### Exercise brief:
In the entries below, filter for the word "String" and copy every matching line.

Element data from apps and pages:
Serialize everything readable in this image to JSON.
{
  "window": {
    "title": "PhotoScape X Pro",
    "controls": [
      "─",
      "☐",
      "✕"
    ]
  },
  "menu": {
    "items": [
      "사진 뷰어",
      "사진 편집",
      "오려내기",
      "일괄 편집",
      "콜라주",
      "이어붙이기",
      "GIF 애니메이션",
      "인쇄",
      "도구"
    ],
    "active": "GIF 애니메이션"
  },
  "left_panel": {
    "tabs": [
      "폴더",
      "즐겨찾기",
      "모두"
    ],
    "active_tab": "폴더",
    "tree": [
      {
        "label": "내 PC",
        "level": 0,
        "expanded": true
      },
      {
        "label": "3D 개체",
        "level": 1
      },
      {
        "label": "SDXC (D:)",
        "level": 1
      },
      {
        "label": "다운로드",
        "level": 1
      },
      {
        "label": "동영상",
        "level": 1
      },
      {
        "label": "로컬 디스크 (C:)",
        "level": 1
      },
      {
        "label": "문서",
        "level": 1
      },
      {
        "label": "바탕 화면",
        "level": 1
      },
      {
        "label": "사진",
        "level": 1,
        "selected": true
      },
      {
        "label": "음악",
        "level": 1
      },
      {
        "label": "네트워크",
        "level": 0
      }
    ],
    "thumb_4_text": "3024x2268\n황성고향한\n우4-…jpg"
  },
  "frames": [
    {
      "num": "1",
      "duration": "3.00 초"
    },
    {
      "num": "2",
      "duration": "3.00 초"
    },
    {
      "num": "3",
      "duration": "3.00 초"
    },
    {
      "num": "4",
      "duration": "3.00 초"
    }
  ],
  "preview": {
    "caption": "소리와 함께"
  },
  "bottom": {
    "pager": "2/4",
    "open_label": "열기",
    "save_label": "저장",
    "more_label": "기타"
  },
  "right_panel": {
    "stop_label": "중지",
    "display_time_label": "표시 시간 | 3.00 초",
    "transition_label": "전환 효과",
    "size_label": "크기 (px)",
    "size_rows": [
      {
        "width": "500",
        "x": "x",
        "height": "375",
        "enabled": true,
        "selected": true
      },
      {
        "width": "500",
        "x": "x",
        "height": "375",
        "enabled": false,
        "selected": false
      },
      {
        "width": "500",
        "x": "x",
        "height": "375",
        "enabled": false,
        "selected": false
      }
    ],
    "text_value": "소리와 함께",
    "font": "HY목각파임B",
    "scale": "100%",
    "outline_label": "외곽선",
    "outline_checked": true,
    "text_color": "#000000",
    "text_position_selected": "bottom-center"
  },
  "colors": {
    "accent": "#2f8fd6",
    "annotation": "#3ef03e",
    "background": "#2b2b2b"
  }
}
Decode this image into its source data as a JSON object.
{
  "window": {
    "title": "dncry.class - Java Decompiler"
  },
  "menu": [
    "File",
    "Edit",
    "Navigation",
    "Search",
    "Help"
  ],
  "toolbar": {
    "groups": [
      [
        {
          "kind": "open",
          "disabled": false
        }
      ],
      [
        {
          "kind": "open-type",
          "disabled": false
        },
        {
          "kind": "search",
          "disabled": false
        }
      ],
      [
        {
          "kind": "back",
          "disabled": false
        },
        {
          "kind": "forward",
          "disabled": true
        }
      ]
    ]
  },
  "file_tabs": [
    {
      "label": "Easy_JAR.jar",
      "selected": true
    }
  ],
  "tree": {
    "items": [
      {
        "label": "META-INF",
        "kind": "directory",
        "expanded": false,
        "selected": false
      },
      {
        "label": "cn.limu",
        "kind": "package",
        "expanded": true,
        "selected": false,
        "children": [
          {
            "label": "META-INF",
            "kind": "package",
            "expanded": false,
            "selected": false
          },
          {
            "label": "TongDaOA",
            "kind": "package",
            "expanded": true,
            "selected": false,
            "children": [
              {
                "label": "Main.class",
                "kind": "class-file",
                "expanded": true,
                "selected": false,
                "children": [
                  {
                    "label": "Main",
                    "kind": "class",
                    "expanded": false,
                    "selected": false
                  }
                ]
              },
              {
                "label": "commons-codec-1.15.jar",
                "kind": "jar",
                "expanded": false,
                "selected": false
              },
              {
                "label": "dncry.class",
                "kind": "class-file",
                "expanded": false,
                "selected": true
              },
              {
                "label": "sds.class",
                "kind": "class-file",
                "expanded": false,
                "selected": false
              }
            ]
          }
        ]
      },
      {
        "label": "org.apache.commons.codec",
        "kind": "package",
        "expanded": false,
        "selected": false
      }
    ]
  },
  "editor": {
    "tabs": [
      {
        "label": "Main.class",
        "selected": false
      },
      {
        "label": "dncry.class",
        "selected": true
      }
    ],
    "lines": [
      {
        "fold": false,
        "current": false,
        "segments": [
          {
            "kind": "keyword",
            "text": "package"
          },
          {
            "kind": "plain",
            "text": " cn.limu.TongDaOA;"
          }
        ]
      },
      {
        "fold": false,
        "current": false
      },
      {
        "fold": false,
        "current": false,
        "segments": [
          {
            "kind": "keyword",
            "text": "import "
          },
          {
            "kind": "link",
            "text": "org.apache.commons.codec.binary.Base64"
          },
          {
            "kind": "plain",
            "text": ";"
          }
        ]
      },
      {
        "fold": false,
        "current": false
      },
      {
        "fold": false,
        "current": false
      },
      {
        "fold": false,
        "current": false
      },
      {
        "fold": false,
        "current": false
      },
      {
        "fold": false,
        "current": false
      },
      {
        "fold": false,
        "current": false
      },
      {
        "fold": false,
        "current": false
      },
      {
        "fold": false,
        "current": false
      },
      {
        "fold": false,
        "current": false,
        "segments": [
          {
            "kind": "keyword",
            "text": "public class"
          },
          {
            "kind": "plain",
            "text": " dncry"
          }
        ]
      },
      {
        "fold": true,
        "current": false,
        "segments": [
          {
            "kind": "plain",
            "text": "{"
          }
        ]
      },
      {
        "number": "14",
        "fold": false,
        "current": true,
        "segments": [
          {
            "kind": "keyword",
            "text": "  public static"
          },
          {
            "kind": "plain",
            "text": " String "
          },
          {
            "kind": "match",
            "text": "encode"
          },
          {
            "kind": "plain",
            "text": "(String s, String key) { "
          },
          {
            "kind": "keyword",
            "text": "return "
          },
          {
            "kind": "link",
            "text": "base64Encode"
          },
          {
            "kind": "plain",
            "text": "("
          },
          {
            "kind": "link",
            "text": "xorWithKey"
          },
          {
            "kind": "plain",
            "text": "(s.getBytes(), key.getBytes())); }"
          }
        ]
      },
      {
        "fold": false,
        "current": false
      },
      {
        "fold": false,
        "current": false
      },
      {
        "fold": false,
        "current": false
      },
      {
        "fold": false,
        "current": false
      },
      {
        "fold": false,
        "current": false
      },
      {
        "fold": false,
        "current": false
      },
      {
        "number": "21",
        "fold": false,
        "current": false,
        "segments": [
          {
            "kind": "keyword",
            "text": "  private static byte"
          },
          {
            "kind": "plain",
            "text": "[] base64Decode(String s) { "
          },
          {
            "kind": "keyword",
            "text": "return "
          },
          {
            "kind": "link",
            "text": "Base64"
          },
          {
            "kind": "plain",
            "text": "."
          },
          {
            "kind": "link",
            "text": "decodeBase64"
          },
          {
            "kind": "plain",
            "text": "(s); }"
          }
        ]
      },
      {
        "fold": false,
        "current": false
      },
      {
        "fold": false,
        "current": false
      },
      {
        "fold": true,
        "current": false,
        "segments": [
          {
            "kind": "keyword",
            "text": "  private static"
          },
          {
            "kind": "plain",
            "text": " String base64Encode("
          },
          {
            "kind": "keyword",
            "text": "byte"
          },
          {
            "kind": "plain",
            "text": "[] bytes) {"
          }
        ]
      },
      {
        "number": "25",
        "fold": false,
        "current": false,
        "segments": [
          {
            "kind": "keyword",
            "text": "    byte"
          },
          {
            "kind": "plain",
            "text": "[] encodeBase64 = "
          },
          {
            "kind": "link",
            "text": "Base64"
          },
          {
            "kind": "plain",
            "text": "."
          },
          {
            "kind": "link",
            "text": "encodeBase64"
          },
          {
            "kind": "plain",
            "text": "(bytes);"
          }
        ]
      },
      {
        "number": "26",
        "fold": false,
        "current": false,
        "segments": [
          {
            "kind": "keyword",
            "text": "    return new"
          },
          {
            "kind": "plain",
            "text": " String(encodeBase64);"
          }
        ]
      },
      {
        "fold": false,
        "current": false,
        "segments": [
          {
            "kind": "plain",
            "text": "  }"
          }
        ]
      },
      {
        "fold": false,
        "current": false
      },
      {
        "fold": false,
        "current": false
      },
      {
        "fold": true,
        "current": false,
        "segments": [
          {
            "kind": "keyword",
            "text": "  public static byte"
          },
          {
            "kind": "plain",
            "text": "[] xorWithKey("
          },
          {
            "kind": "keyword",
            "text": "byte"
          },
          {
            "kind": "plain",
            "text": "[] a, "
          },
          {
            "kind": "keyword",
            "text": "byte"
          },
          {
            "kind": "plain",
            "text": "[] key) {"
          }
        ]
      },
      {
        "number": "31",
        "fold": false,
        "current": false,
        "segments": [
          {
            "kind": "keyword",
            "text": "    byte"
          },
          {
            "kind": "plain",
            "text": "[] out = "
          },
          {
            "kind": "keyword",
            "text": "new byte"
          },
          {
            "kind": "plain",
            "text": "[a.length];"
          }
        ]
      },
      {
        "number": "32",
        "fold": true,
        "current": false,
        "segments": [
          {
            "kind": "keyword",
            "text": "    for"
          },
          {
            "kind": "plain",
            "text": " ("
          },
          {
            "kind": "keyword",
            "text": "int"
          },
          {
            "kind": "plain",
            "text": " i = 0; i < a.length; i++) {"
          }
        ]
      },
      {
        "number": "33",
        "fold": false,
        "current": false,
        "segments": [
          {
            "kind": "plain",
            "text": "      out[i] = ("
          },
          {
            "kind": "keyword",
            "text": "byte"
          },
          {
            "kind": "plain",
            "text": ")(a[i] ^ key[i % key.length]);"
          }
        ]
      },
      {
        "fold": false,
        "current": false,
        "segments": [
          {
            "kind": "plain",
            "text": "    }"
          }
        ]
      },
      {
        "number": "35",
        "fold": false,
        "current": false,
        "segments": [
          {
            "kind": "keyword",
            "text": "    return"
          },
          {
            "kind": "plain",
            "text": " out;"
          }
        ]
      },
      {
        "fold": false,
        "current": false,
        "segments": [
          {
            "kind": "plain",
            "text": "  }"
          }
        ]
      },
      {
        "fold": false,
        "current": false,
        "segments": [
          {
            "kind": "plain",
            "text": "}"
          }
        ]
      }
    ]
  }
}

### Output for this exercise:
            "text": " String "
            "text": "(String s, String key) { "
            "text": "[] base64Decode(String s) { "
            "text": " String base64Encode("
            "text": " String(encodeBase64);"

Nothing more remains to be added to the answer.